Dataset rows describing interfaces
***

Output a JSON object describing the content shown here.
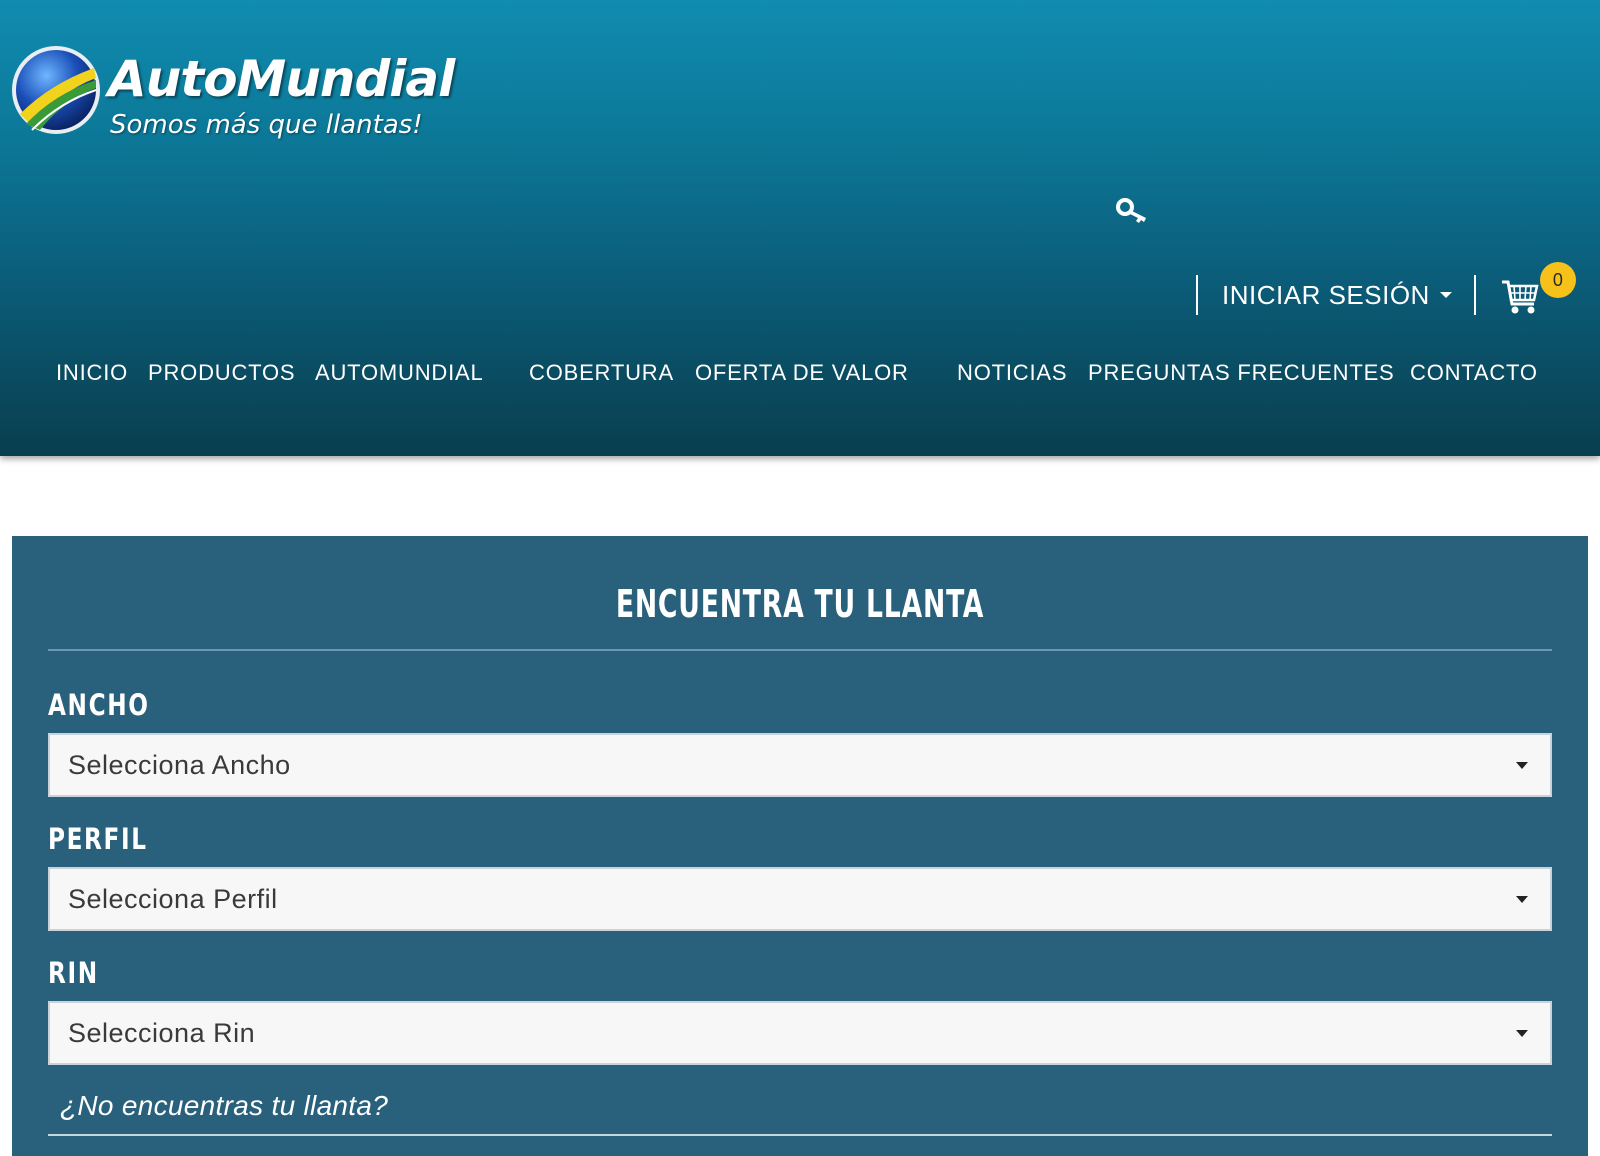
{
  "brand": {
    "name": "AutoMundial",
    "tagline": "Somos más que llantas!",
    "colors": {
      "header_top": "#108cb0",
      "header_bottom": "#093e4e",
      "panel": "#29617c",
      "badge": "#f6c21a"
    }
  },
  "header": {
    "search_icon": "search-icon",
    "login_label": "INICIAR SESIÓN",
    "cart_icon": "cart-icon",
    "cart_count": "0"
  },
  "nav": {
    "items": [
      {
        "label": "INICIO"
      },
      {
        "label": "PRODUCTOS"
      },
      {
        "label": "AUTOMUNDIAL"
      },
      {
        "label": "COBERTURA"
      },
      {
        "label": "OFERTA DE VALOR"
      },
      {
        "label": "NOTICIAS"
      },
      {
        "label": "PREGUNTAS FRECUENTES"
      },
      {
        "label": "CONTACTO"
      }
    ]
  },
  "finder": {
    "title": "Encuentra tu llanta",
    "fields": [
      {
        "label": "ANCHO",
        "placeholder": "Selecciona Ancho"
      },
      {
        "label": "PERFIL",
        "placeholder": "Selecciona Perfil"
      },
      {
        "label": "RIN",
        "placeholder": "Selecciona Rin"
      }
    ],
    "not_found_link": "¿No encuentras tu llanta?"
  }
}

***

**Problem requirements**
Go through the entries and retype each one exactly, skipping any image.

**Answer section**
Output a JSON object describing the content shown here.
{
  "brand": {
    "name": "AutoMundial",
    "tagline": "Somos más que llantas!",
    "colors": {
      "header_top": "#108cb0",
      "header_bottom": "#093e4e",
      "panel": "#29617c",
      "badge": "#f6c21a"
    }
  },
  "header": {
    "search_icon": "search-icon",
    "login_label": "INICIAR SESIÓN",
    "cart_icon": "cart-icon",
    "cart_count": "0"
  },
  "nav": {
    "items": [
      {
        "label": "INICIO"
      },
      {
        "label": "PRODUCTOS"
      },
      {
        "label": "AUTOMUNDIAL"
      },
      {
        "label": "COBERTURA"
      },
      {
        "label": "OFERTA DE VALOR"
      },
      {
        "label": "NOTICIAS"
      },
      {
        "label": "PREGUNTAS FRECUENTES"
      },
      {
        "label": "CONTACTO"
      }
    ]
  },
  "finder": {
    "title": "Encuentra tu llanta",
    "fields": [
      {
        "label": "ANCHO",
        "placeholder": "Selecciona Ancho"
      },
      {
        "label": "PERFIL",
        "placeholder": "Selecciona Perfil"
      },
      {
        "label": "RIN",
        "placeholder": "Selecciona Rin"
      }
    ],
    "not_found_link": "¿No encuentras tu llanta?"
  }
}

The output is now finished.